__Work required__
Give an exact copy of every entry.

··· Dataset content

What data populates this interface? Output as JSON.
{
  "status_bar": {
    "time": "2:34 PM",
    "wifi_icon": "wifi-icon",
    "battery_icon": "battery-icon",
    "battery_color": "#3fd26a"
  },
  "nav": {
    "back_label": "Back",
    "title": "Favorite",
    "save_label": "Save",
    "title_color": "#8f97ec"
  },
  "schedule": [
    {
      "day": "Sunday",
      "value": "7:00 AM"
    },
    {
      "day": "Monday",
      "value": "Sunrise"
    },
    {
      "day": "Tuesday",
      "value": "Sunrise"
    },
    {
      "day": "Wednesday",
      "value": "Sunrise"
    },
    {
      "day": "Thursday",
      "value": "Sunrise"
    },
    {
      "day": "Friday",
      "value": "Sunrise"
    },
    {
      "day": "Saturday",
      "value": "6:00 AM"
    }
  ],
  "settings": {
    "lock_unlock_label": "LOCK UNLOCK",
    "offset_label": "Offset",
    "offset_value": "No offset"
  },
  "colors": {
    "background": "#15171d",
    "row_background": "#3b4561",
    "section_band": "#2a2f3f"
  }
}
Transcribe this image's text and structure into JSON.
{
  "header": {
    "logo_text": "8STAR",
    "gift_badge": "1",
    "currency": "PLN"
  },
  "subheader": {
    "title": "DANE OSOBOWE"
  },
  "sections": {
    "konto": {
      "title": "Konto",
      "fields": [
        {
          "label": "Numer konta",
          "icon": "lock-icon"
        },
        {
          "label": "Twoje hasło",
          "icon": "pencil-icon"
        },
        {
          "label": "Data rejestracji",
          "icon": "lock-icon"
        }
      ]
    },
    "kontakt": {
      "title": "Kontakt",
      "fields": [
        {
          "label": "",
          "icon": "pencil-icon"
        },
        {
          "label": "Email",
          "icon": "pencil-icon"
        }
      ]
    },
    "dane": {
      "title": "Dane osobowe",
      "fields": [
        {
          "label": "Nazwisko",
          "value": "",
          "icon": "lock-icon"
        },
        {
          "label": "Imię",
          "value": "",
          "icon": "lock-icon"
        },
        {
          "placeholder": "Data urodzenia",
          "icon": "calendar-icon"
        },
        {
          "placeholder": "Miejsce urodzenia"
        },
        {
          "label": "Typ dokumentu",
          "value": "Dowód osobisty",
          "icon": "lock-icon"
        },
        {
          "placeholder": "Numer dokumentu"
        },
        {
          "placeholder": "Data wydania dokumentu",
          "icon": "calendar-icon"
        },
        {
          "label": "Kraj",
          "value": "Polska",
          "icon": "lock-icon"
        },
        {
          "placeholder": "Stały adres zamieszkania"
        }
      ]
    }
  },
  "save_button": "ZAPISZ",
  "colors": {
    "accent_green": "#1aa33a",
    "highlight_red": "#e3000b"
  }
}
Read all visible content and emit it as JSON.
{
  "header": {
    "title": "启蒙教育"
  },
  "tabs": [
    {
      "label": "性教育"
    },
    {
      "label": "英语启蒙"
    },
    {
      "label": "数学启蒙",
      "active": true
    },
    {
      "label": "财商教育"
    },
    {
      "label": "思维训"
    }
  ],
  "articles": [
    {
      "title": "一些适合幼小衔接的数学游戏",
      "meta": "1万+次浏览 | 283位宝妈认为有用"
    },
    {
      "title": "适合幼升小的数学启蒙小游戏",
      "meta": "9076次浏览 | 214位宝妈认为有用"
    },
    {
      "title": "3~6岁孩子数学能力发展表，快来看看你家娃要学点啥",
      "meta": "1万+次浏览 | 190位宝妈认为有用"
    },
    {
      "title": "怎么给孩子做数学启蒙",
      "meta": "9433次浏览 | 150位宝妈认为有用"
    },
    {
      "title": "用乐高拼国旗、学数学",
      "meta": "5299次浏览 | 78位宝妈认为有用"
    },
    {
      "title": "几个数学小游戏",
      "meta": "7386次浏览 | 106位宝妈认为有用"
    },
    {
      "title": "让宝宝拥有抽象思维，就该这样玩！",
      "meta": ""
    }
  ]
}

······

__Result for this exercise__
What data populates this interface? Output as JSON.
{
  "status_bar": {
    "time": "2:34 PM",
    "wifi_icon": "wifi-icon",
    "battery_icon": "battery-icon",
    "battery_color": "#3fd26a"
  },
  "nav": {
    "back_label": "Back",
    "title": "Favorite",
    "save_label": "Save",
    "title_color": "#8f97ec"
  },
  "schedule": [
    {
      "day": "Sunday",
      "value": "7:00 AM"
    },
    {
      "day": "Monday",
      "value": "Sunrise"
    },
    {
      "day": "Tuesday",
      "value": "Sunrise"
    },
    {
      "day": "Wednesday",
      "value": "Sunrise"
    },
    {
      "day": "Thursday",
      "value": "Sunrise"
    },
    {
      "day": "Friday",
      "value": "Sunrise"
    },
    {
      "day": "Saturday",
      "value": "6:00 AM"
    }
  ],
  "settings": {
    "lock_unlock_label": "LOCK UNLOCK",
    "offset_label": "Offset",
    "offset_value": "No offset"
  },
  "colors": {
    "background": "#15171d",
    "row_background": "#3b4561",
    "section_band": "#2a2f3f"
  }
}
Transcribe this image's text and structure into JSON.
{
  "header": {
    "logo_text": "8STAR",
    "gift_badge": "1",
    "currency": "PLN"
  },
  "subheader": {
    "title": "DANE OSOBOWE"
  },
  "sections": {
    "konto": {
      "title": "Konto",
      "fields": [
        {
          "label": "Numer konta",
          "icon": "lock-icon"
        },
        {
          "label": "Twoje hasło",
          "icon": "pencil-icon"
        },
        {
          "label": "Data rejestracji",
          "icon": "lock-icon"
        }
      ]
    },
    "kontakt": {
      "title": "Kontakt",
      "fields": [
        {
          "label": "",
          "icon": "pencil-icon"
        },
        {
          "label": "Email",
          "icon": "pencil-icon"
        }
      ]
    },
    "dane": {
      "title": "Dane osobowe",
      "fields": [
        {
          "label": "Nazwisko",
          "value": "",
          "icon": "lock-icon"
        },
        {
          "label": "Imię",
          "value": "",
          "icon": "lock-icon"
        },
        {
          "placeholder": "Data urodzenia",
          "icon": "calendar-icon"
        },
        {
          "placeholder": "Miejsce urodzenia"
        },
        {
          "label": "Typ dokumentu",
          "value": "Dowód osobisty",
          "icon": "lock-icon"
        },
        {
          "placeholder": "Numer dokumentu"
        },
        {
          "placeholder": "Data wydania dokumentu",
          "icon": "calendar-icon"
        },
        {
          "label": "Kraj",
          "value": "Polska",
          "icon": "lock-icon"
        },
        {
          "placeholder": "Stały adres zamieszkania"
        }
      ]
    }
  },
  "save_button": "ZAPISZ",
  "colors": {
    "accent_green": "#1aa33a",
    "highlight_red": "#e3000b"
  }
}
Read all visible content and emit it as JSON.
{
  "header": {
    "title": "启蒙教育"
  },
  "tabs": [
    {
      "label": "性教育"
    },
    {
      "label": "英语启蒙"
    },
    {
      "label": "数学启蒙",
      "active": true
    },
    {
      "label": "财商教育"
    },
    {
      "label": "思维训"
    }
  ],
  "articles": [
    {
      "title": "一些适合幼小衔接的数学游戏",
      "meta": "1万+次浏览 | 283位宝妈认为有用"
    },
    {
      "title": "适合幼升小的数学启蒙小游戏",
      "meta": "9076次浏览 | 214位宝妈认为有用"
    },
    {
      "title": "3~6岁孩子数学能力发展表，快来看看你家娃要学点啥",
      "meta": "1万+次浏览 | 190位宝妈认为有用"
    },
    {
      "title": "怎么给孩子做数学启蒙",
      "meta": "9433次浏览 | 150位宝妈认为有用"
    },
    {
      "title": "用乐高拼国旗、学数学",
      "meta": "5299次浏览 | 78位宝妈认为有用"
    },
    {
      "title": "几个数学小游戏",
      "meta": "7386次浏览 | 106位宝妈认为有用"
    },
    {
      "title": "让宝宝拥有抽象思维，就该这样玩！",
      "meta": ""
    }
  ]
}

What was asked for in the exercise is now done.